MATERIAL SHOWN: Begin
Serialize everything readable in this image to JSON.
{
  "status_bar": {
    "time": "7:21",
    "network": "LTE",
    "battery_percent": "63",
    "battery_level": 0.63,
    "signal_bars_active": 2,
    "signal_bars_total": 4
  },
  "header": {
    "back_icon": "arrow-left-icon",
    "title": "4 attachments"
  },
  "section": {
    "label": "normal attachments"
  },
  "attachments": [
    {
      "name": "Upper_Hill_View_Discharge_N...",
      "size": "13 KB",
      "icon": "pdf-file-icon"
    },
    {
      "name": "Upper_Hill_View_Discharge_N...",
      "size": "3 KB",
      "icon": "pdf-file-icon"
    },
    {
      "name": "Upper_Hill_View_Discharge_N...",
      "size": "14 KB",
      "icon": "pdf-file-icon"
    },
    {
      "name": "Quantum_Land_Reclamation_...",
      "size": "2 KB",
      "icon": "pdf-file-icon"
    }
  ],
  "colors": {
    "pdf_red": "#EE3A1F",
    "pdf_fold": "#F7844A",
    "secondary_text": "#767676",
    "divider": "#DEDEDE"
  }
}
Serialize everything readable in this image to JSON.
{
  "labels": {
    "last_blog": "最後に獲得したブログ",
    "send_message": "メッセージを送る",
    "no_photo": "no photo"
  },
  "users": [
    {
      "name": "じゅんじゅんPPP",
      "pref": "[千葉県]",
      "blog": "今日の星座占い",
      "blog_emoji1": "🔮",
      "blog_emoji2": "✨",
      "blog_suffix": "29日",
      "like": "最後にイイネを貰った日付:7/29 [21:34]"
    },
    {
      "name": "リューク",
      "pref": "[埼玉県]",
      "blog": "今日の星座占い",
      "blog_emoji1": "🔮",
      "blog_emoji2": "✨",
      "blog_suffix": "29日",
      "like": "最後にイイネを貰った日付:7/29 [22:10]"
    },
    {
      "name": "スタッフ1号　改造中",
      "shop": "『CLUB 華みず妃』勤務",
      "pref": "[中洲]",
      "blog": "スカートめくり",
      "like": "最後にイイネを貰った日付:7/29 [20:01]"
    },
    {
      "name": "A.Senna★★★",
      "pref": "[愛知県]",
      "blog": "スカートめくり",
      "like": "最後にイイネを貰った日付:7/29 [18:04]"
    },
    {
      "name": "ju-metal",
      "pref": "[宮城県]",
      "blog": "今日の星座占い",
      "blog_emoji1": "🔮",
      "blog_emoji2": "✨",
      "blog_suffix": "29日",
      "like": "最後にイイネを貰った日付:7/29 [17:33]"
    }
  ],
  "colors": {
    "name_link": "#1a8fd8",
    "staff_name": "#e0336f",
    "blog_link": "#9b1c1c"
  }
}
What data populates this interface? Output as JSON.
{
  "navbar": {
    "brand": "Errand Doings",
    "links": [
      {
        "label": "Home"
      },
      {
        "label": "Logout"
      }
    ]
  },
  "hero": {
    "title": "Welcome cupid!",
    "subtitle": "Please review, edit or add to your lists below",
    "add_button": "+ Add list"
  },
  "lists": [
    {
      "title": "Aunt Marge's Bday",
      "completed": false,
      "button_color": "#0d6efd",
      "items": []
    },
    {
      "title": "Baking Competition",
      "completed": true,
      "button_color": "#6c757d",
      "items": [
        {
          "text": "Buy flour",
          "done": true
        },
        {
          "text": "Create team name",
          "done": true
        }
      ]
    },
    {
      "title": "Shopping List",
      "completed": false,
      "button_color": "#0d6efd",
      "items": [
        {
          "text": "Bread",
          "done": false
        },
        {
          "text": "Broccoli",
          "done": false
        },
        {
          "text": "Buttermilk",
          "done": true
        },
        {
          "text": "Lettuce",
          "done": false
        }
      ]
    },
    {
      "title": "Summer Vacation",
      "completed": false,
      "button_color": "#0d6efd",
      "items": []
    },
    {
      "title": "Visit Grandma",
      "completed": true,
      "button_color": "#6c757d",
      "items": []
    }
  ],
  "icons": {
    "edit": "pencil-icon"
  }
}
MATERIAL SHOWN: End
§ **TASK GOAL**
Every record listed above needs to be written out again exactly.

§ **ANSWER SPACE**
Serialize everything readable in this image to JSON.
{
  "status_bar": {
    "time": "7:21",
    "network": "LTE",
    "battery_percent": "63",
    "battery_level": 0.63,
    "signal_bars_active": 2,
    "signal_bars_total": 4
  },
  "header": {
    "back_icon": "arrow-left-icon",
    "title": "4 attachments"
  },
  "section": {
    "label": "normal attachments"
  },
  "attachments": [
    {
      "name": "Upper_Hill_View_Discharge_N...",
      "size": "13 KB",
      "icon": "pdf-file-icon"
    },
    {
      "name": "Upper_Hill_View_Discharge_N...",
      "size": "3 KB",
      "icon": "pdf-file-icon"
    },
    {
      "name": "Upper_Hill_View_Discharge_N...",
      "size": "14 KB",
      "icon": "pdf-file-icon"
    },
    {
      "name": "Quantum_Land_Reclamation_...",
      "size": "2 KB",
      "icon": "pdf-file-icon"
    }
  ],
  "colors": {
    "pdf_red": "#EE3A1F",
    "pdf_fold": "#F7844A",
    "secondary_text": "#767676",
    "divider": "#DEDEDE"
  }
}
Serialize everything readable in this image to JSON.
{
  "labels": {
    "last_blog": "最後に獲得したブログ",
    "send_message": "メッセージを送る",
    "no_photo": "no photo"
  },
  "users": [
    {
      "name": "じゅんじゅんPPP",
      "pref": "[千葉県]",
      "blog": "今日の星座占い",
      "blog_emoji1": "🔮",
      "blog_emoji2": "✨",
      "blog_suffix": "29日",
      "like": "最後にイイネを貰った日付:7/29 [21:34]"
    },
    {
      "name": "リューク",
      "pref": "[埼玉県]",
      "blog": "今日の星座占い",
      "blog_emoji1": "🔮",
      "blog_emoji2": "✨",
      "blog_suffix": "29日",
      "like": "最後にイイネを貰った日付:7/29 [22:10]"
    },
    {
      "name": "スタッフ1号　改造中",
      "shop": "『CLUB 華みず妃』勤務",
      "pref": "[中洲]",
      "blog": "スカートめくり",
      "like": "最後にイイネを貰った日付:7/29 [20:01]"
    },
    {
      "name": "A.Senna★★★",
      "pref": "[愛知県]",
      "blog": "スカートめくり",
      "like": "最後にイイネを貰った日付:7/29 [18:04]"
    },
    {
      "name": "ju-metal",
      "pref": "[宮城県]",
      "blog": "今日の星座占い",
      "blog_emoji1": "🔮",
      "blog_emoji2": "✨",
      "blog_suffix": "29日",
      "like": "最後にイイネを貰った日付:7/29 [17:33]"
    }
  ],
  "colors": {
    "name_link": "#1a8fd8",
    "staff_name": "#e0336f",
    "blog_link": "#9b1c1c"
  }
}
What data populates this interface? Output as JSON.
{
  "navbar": {
    "brand": "Errand Doings",
    "links": [
      {
        "label": "Home"
      },
      {
        "label": "Logout"
      }
    ]
  },
  "hero": {
    "title": "Welcome cupid!",
    "subtitle": "Please review, edit or add to your lists below",
    "add_button": "+ Add list"
  },
  "lists": [
    {
      "title": "Aunt Marge's Bday",
      "completed": false,
      "button_color": "#0d6efd",
      "items": []
    },
    {
      "title": "Baking Competition",
      "completed": true,
      "button_color": "#6c757d",
      "items": [
        {
          "text": "Buy flour",
          "done": true
        },
        {
          "text": "Create team name",
          "done": true
        }
      ]
    },
    {
      "title": "Shopping List",
      "completed": false,
      "button_color": "#0d6efd",
      "items": [
        {
          "text": "Bread",
          "done": false
        },
        {
          "text": "Broccoli",
          "done": false
        },
        {
          "text": "Buttermilk",
          "done": true
        },
        {
          "text": "Lettuce",
          "done": false
        }
      ]
    },
    {
      "title": "Summer Vacation",
      "completed": false,
      "button_color": "#0d6efd",
      "items": []
    },
    {
      "title": "Visit Grandma",
      "completed": true,
      "button_color": "#6c757d",
      "items": []
    }
  ],
  "icons": {
    "edit": "pencil-icon"
  }
}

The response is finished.